One of the consequences of such a high-tech, chaotic world is that work and leisure time can easily mix. You’ve probably noticed how many people like to discuss their work problems when they are supposed to be relaxing. This really isn’t a great idea; it only creates more stress.
So, in today’s world, wellness means having time for you to do what you want to do. Take the time to do things you enjoy with people who fill you with positive emotions, and try as best as you can to leave work and other stresses behind. You don’t want them ruining these precious “you” moments. Being able to truly disconnect is a great step towards achieving wellness in the hectic world we live in.
For as crazy and chaotic as the world is, it seems like we still spend a lot of time sitting down. Breaking out of this and moving around is a big part of achieving wellness. Engaging in active pastimes fills us with positive emotions, both during and after we do them.
It seems, though, nowadays a lot of us associate being active with an obligation. We need to go to the gym or have to go for a jog. Well, it doesn’t need to be this way, and finding ways to be active should go hand in hand with doing things you like. You could go for nature walks or strolls around your neighborhood and get the same benefits you would get from other types of exercise.
Being active allows stress to work its way out of the body. Tension is lessened through muscle movement—this is why activities such as yoga are great practice for self-improvement, as well as your physical health. So, in today’s world, wellness can be achieved by breaking up the routine and moving around. It’s not about reaching certain weight loss goals or looking a certain way, but rather about getting out there and experiencing joy and happiness with yourself and your loved ones.
Peace of Mind
Peace of mind is essential for letting go of nerves, worries or feelings of anxiety. In today’s “chaotic” world, achieving peace of mind can be a real challenge with all the different sources of stress. But what would wellness be without a calm and peaceful mind? Would it be worth pursuing?
These days the more peace of mind you can give yourself the better, and you can achieve it in a variety of different ways. For example, you can make to-do lists for the things you need to get done so that you don’t get overwhelmed with what you have on your plate. Or, you could keep a journal and write down what worries you—it’s like venting to a friend all the time. Another thing you could do is install a secure network
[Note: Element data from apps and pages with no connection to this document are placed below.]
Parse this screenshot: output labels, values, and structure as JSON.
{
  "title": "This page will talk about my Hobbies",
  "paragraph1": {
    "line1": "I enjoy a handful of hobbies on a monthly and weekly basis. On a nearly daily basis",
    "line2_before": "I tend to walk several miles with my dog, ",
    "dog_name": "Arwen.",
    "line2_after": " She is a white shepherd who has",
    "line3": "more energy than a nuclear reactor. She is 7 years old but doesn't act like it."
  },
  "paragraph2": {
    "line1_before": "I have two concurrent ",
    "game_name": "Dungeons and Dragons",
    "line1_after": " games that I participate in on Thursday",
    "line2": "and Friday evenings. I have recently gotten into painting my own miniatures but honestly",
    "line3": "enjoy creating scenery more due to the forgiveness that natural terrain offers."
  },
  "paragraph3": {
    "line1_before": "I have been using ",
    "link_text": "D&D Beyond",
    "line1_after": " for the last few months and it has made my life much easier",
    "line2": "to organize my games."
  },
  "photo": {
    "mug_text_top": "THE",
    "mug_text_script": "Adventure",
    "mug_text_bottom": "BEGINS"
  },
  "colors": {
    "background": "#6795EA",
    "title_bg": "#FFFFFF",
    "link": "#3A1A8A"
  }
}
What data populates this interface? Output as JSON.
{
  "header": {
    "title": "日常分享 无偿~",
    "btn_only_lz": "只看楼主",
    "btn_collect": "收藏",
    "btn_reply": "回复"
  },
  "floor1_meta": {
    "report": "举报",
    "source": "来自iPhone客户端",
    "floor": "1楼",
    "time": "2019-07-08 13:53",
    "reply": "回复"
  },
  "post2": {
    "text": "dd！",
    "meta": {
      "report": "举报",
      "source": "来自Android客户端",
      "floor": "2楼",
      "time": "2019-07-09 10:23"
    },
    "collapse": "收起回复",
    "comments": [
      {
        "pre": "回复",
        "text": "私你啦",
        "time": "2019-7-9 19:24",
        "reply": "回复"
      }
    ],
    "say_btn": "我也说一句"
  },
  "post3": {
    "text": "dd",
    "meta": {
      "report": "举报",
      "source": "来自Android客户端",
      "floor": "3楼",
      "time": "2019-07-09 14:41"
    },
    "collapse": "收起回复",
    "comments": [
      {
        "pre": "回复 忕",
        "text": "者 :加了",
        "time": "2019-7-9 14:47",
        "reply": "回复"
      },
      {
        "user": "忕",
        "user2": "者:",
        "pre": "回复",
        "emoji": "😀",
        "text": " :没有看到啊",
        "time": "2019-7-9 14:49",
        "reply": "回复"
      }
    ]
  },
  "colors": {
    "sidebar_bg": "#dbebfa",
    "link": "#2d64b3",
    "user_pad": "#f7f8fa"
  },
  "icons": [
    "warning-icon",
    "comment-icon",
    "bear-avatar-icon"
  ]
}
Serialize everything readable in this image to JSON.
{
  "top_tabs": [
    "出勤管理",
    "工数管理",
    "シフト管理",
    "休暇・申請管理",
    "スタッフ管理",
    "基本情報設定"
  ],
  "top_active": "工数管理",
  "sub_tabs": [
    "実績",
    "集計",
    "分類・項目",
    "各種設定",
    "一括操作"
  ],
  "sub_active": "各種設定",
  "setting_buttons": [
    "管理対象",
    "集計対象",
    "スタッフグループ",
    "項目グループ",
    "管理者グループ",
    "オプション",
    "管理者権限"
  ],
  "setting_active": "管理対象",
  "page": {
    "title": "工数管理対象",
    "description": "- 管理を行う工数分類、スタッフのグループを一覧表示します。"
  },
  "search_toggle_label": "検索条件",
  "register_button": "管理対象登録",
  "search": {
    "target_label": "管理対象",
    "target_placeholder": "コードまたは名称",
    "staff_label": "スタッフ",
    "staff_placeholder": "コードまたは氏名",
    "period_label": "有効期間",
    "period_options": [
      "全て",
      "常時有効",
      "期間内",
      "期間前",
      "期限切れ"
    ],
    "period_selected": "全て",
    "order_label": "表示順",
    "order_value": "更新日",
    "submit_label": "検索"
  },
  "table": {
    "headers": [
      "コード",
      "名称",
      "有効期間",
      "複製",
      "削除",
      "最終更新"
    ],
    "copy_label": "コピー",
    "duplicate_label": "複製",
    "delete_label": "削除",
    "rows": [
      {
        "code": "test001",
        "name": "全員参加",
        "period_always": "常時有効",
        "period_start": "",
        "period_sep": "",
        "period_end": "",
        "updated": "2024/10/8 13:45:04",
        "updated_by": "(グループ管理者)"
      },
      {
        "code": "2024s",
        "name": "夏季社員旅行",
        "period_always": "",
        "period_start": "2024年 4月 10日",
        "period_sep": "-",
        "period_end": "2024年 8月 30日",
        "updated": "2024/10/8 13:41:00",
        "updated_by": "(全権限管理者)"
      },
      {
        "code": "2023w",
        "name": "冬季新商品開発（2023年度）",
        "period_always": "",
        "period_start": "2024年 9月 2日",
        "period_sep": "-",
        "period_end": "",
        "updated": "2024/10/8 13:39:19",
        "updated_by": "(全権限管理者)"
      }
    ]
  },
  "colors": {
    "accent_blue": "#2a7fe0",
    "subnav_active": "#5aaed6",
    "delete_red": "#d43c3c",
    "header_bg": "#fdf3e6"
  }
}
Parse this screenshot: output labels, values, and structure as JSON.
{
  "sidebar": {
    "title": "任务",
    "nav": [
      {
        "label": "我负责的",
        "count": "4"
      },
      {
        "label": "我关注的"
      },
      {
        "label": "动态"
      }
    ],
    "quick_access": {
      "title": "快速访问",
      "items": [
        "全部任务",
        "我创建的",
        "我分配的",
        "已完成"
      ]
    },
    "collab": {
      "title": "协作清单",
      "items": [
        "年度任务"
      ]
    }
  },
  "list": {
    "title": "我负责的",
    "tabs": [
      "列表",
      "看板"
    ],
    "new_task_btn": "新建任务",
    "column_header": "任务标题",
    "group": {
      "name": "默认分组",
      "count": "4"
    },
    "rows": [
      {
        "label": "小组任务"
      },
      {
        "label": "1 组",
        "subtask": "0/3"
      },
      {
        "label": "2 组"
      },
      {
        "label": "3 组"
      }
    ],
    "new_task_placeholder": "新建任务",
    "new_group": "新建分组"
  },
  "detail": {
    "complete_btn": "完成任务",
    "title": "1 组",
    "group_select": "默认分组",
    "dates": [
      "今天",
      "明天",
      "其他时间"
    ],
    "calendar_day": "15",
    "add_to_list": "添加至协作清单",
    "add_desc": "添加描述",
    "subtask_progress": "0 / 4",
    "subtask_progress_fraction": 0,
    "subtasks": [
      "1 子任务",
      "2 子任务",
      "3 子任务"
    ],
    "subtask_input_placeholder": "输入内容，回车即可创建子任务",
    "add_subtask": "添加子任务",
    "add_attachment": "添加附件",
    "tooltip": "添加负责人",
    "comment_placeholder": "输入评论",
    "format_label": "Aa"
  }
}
on your computer and other devices to not have to worry about things like identity theft or hackers. It seems like a small thing, but when it comes to peace of mind, everything counts. If it is something that could stress you out or worry you, find a solution, for achieving peace of mind and wellness in today’s world come hand-in-hand.
When thinking about wellness in today’s world, remember that the world you see on the outside is usually a reflection of how you feel on the inside. Therefore, making time for leisure, being active and working to achieve peace of mind will help make the world seem less chaotic, help you feel less stressed and make achieving wellness much easier.
Author bio: Cassie is a health and tech blogger who is passionate about wellness and well-being. She blogs for ehealthinformer.com.
No one today would argue with me that most Americans are overly stressed. Technology, feeling the need to immediately return text and emails, and the pace at which we live today has created an epidemic of chronic stress and mental fatigue. In fact, between 60 percent and 80 percent of doctor visits today are a result of this chronic stress. And of course, when we are stressed we make poor lifestyle choices. Which means we eat on the run, make unhealthy food choices, and take too little, if any, time to exercise, rest and do the things that bring us joy. The cumulative effect of all this stress? Burnout and chronic disease.